- A University of Michigan team published a 2016 article in the Journal of the American Geriatrics Society postulating that older adults who get hearing aids for newly diagnosed hearing loss have a lower risk of being diagnosed with dementia (18% lower), depression or anxiety (11% lower), and a decrease in the risk for falls (13% lower) for at least the next three years.
- A 2015 British study looked at, ‘Hearing Loss and Cognition: The Role of Hearing Aids, Social Isolation and Depression”. Their study postulated that hearing aid use was associated with better cognition, and was independent of the effects of social isolation and depression.
- Following the Lancet study which postulated that hearing loss was the largest modifiable risk factor for preventing dementia, a study titled, ‘Wearing Hearing Aids May Protect Brain Later in Life’ came out of the University of Exeter. The group of patients who wore hearing aids performed better in measures assessing working memory and aspects of being able to pay attention than those who did not wear hearing aids.
- Another article showing only the association between hearing aids and improved cognitive function, was “Self-Reported Hearing Loss: Hearing Aids and Cognitive Decline in Elderly Adults: A 25-year Study”,published in the October edition of the Journal of the American Geriatrics Society. They compared the trajectory of cognitive decline among older adults who were using hearing aids and those who were not. The study found no difference in the rate of cognitive declinebetween people with no reported hearing loss and people with hearing loss who used hearing aids.
- Lastly, the results of the ACHIEVE (Aging and Cognitive Health Evaluation in Elders) study looking at hearing aid treatment for reducing cognitive decline is ongoing at Johns Hopkins University (Drs Lin and Coresh). Estimated time with results… sometime in 2022.

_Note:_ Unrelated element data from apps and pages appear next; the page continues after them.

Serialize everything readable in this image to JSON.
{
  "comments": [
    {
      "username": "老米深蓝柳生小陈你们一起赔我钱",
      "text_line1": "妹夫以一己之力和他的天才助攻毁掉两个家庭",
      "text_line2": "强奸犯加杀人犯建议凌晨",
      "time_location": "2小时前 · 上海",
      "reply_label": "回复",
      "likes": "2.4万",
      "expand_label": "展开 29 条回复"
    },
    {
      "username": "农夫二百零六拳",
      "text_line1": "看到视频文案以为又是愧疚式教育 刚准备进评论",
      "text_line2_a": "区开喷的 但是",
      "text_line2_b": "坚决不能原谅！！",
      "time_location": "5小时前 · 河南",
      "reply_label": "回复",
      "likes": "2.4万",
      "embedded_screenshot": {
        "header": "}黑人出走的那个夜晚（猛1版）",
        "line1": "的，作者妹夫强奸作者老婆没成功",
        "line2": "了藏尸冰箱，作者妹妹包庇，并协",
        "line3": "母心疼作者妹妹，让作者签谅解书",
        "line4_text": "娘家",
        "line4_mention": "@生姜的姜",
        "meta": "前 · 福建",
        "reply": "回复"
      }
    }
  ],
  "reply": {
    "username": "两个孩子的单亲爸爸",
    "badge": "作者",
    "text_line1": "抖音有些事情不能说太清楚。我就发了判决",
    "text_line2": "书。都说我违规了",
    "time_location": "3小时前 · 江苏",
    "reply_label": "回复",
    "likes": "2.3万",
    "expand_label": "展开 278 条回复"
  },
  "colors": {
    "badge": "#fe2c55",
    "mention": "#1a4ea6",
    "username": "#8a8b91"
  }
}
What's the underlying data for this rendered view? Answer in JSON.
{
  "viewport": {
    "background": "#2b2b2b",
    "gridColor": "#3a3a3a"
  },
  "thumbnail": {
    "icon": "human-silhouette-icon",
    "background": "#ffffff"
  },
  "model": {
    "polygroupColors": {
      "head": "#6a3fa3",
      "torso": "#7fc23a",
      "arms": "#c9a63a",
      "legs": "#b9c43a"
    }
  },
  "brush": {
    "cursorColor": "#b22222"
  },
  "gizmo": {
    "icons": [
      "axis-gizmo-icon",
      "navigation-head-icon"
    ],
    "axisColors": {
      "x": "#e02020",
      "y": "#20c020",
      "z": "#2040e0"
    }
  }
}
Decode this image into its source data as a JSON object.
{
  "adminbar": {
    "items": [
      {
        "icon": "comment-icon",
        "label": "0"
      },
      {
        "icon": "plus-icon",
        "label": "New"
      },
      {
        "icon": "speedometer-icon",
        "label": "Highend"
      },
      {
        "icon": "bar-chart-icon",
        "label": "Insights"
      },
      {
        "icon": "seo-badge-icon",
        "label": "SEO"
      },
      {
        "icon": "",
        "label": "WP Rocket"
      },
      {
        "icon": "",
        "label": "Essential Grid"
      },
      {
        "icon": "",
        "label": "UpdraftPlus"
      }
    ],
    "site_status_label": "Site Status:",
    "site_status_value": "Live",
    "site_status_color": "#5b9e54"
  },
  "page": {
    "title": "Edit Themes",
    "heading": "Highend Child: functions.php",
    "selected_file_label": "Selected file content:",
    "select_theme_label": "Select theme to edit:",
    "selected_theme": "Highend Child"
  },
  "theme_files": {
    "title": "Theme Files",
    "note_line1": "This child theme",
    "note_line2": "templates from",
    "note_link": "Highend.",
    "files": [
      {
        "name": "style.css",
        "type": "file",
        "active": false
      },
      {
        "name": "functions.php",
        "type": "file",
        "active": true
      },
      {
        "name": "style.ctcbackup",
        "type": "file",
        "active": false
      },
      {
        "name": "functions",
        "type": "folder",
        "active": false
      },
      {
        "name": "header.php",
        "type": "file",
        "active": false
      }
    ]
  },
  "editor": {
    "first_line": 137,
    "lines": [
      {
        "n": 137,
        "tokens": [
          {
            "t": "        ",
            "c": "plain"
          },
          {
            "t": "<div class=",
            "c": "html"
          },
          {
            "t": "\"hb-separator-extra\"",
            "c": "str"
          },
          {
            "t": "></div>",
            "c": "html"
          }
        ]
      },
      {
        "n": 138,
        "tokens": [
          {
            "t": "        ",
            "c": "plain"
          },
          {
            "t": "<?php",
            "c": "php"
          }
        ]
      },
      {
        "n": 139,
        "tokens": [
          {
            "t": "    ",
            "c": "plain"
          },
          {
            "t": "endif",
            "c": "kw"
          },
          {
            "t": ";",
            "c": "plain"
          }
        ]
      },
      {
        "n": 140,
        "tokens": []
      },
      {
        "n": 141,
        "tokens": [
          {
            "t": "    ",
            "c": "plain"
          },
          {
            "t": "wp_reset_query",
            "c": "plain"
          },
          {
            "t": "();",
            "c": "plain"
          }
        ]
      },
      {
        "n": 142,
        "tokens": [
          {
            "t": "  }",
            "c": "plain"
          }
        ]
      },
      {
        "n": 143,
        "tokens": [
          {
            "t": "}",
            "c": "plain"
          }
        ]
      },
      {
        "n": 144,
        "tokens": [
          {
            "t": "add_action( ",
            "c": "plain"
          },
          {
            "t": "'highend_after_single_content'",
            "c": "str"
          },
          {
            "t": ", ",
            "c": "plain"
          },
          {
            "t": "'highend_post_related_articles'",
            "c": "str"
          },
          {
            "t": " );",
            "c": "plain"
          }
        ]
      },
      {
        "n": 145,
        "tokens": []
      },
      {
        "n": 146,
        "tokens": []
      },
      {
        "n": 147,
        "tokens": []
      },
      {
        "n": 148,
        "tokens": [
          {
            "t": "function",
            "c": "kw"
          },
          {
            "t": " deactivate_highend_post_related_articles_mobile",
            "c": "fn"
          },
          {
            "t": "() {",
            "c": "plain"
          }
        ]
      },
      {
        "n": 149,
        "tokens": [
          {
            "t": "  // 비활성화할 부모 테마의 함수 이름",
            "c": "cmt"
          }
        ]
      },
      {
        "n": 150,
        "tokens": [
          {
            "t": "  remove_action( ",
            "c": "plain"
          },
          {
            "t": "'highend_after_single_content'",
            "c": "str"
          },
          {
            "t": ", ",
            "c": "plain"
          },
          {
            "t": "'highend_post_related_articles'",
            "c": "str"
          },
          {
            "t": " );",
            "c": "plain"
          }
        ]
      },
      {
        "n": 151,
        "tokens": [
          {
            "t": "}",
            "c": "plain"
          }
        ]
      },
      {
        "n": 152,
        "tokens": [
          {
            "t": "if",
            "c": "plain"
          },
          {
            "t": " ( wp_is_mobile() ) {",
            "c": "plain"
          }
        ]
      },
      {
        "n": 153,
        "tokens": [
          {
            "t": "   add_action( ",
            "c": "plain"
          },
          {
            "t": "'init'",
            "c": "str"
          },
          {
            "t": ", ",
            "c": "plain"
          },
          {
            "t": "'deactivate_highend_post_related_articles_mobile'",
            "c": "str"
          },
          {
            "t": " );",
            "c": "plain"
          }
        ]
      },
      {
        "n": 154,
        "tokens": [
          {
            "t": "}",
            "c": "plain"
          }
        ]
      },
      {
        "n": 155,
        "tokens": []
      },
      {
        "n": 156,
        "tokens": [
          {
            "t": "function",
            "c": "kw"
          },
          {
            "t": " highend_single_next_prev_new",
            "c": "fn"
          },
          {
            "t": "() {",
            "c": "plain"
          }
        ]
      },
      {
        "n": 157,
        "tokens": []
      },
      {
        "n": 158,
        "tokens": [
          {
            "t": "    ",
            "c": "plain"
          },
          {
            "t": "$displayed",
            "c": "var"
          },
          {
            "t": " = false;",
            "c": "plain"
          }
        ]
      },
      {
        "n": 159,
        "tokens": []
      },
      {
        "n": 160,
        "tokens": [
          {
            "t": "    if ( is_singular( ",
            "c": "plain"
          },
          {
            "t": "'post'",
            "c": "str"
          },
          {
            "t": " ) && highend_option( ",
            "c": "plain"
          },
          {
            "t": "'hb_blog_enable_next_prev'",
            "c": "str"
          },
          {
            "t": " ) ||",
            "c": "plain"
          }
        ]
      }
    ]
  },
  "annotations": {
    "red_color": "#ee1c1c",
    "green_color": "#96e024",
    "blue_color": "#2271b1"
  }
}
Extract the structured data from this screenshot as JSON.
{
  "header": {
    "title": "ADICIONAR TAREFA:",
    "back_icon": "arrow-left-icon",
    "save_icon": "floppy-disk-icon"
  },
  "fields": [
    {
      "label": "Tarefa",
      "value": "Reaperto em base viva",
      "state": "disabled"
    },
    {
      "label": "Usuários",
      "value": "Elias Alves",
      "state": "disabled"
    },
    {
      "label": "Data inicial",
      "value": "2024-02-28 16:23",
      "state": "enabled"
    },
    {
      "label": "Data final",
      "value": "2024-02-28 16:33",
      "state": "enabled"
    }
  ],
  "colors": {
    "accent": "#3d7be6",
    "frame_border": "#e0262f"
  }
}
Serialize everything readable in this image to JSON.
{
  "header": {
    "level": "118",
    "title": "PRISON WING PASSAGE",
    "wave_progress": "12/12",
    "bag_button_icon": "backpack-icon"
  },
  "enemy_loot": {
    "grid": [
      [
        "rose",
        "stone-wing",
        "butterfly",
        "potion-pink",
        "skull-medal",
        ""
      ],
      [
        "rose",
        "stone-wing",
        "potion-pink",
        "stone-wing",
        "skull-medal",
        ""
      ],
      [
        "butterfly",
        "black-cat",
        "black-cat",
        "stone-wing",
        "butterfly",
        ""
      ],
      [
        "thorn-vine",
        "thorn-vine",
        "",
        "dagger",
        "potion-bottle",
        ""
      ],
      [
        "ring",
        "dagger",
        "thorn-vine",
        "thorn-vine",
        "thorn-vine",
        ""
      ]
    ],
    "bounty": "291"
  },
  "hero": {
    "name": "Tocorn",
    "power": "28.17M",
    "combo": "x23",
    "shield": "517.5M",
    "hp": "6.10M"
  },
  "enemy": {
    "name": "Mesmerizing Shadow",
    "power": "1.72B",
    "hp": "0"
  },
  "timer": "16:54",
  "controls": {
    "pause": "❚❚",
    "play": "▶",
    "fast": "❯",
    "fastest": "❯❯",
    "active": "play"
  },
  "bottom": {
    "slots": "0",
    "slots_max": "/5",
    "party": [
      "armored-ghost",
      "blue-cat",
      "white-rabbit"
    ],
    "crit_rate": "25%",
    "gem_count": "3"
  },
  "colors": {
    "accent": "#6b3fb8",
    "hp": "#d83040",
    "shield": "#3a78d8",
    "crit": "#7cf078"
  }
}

Call David R Brown MD Ear, Nose and Throat at (505) 820-9945 for more information or to schedule an appointment.